The Federal Reserve said Wednesday it declined American International Group’s (AIG) offer to purchase all of the assets in Maiden Lane II and instead will have an investment management firm sell it off in pieces. Maiden Lane is the name of several residential mortgage securitization platforms created to clear toxic mortgage investments. The original Maiden Lane was created to facilitate the merger of JPMorgan Chase & Co. (JPM) and Bear Stearns Cos. by purchasing about $30 billion in assets from the mortgage desk at Bear Stearns, according to the New York Federal Reserve. Maiden Lane II was created to alleviate capital and liquidity pressures on AIG stemming from its securities lending program by purchasing $20.5 billion in RMBS from several of AIG’s U.S. insurance subsidiaries. It is primarily mortgages supported by either Fannie Mae or Freddie Mac, the government-sponsored enterprises.
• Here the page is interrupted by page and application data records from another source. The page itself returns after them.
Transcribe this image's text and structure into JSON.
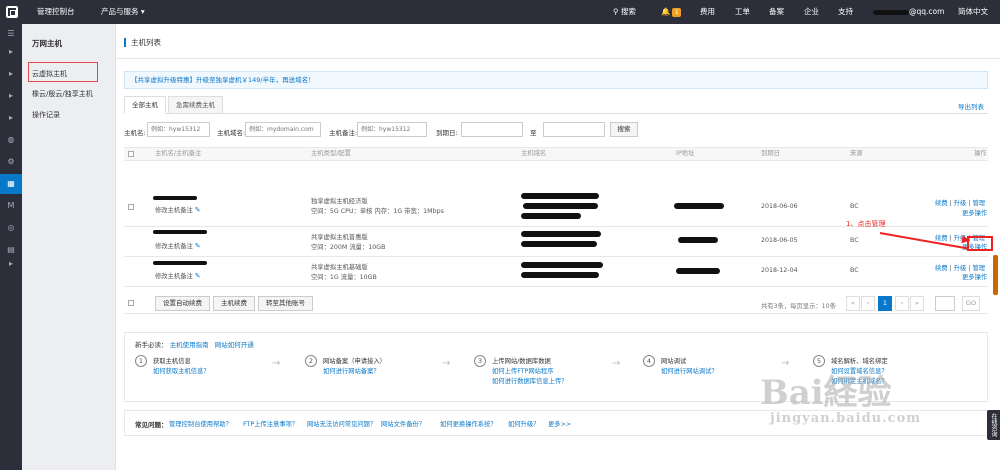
{
  "topbar": {
    "console": "管理控制台",
    "products": "产品与服务",
    "search": "搜索",
    "notifications": "1",
    "fees": "费用",
    "tickets": "工单",
    "beian": "备案",
    "enterprise": "企业",
    "support": "支持",
    "account": "@qq.com",
    "language": "简体中文"
  },
  "subnav": {
    "title": "万网主机",
    "items": [
      "云虚拟主机",
      "橡云/殷云/独享主机",
      "操作记录"
    ]
  },
  "main": {
    "title": "主机列表",
    "notice": "【共享虚拟升级特惠】升级至独享虚机￥149/半年，再送域名！",
    "tabs": [
      "全部主机",
      "急需续费主机"
    ],
    "export": "导出列表",
    "filters": {
      "host_name_label": "主机名:",
      "host_name_ph": "例如：hyw15312",
      "domain_label": "主机域名:",
      "domain_ph": "例如：mydomain.com",
      "remark_label": "主机备注:",
      "remark_ph": "例如：hyw15312",
      "expire_label": "到期日:",
      "to_label": "至",
      "search_btn": "搜索"
    },
    "table": {
      "headers": [
        "主机名/主机备注",
        "主机类型/配置",
        "主机域名",
        "IP地址",
        "到期日",
        "来源",
        "操作"
      ],
      "rows": [
        {
          "remark": "修改主机备注",
          "type": "独享虚拟主机经济版",
          "config": "空间：5G CPU：单核 内存：1G 带宽：1Mbps",
          "date": "2018-06-06",
          "source": "BC",
          "ops": [
            "续费",
            "升级",
            "管理"
          ],
          "more": "更多操作"
        },
        {
          "remark": "修改主机备注",
          "type": "共享虚拟主机普惠版",
          "config": "空间：200M 流量：10GB",
          "date": "2018-06-05",
          "source": "BC",
          "ops": [
            "续费",
            "升级",
            "管理"
          ],
          "more": "更多操作"
        },
        {
          "remark": "修改主机备注",
          "type": "共享虚拟主机基础版",
          "config": "空间：1G 流量：10GB",
          "date": "2018-12-04",
          "source": "BC",
          "ops": [
            "续费",
            "升级",
            "管理"
          ],
          "more": "更多操作"
        }
      ]
    },
    "footer": {
      "btns": [
        "设置自动续费",
        "主机续费",
        "转至其他账号"
      ],
      "summary": "共有3条，每页显示：10条",
      "pages": [
        "«",
        "‹",
        "1",
        "›",
        "»"
      ],
      "go": "GO"
    },
    "guide": {
      "title_prefix": "新手必读：",
      "title_links": [
        "主机使用指南",
        "网站如何开通"
      ],
      "steps": [
        {
          "num": "1",
          "title": "获取主机信息",
          "links": [
            "如何获取主机信息？"
          ]
        },
        {
          "num": "2",
          "title": "网站备案（申请接入）",
          "links": [
            "如何进行网站备案？"
          ]
        },
        {
          "num": "3",
          "title": "上传网站/数据库数据",
          "links": [
            "如何上传FTP网站程序",
            "如何进行数据库信息上传？"
          ]
        },
        {
          "num": "4",
          "title": "网站调试",
          "links": [
            "如何进行网站调试？"
          ]
        },
        {
          "num": "5",
          "title": "域名解析、域名绑定",
          "links": [
            "如何设置域名信息？",
            "如何绑定主机域名？"
          ]
        }
      ]
    },
    "faq": {
      "label": "常见问题：",
      "links": [
        "管理控制台使用帮助？",
        "FTP上传注意事项？",
        "网站无法访问常见问题？",
        "网站文件备份？",
        "如何更换操作系统？",
        "如何升级？",
        "更多>>"
      ]
    }
  },
  "annotation": {
    "text": "1、点击管理"
  },
  "watermark": {
    "text": "Bai経验",
    "sub": "jingyan.baidu.com"
  },
  "side_tab": "在线咨询"
}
Also in large volume are RMBS made up of pools of option ARMs and alt-A mortgages. AIG wanted to buy the assets back but the Fed thinks it can make more through individual sales. "After careful review, the Federal Reserve Bank of New York and the Board of Governors of the Federal Reserve System judged that the public interest in maximizing returns from any sale and promoting financial stability would be better served by an alternative approach to realizing value that is also more consistent with normal market practice," a statement said. Improved conditions in the secondary market for nonagency residential mortgage-backed securities (RMBS), and a high level of interest by investors, helped led the Fed decision, it added. BlackRock Solutions will dispose of the securities in the ML II portfolio individually, providing an opportunity for more investors to bid and potentially higher profits. There is no fixed time frame for the individual sales and the Fed ordered BlackRock to accept bids only if they mean a profit. Write to Jacob Gaffney. Follow him on Twitter @JacobGaffney.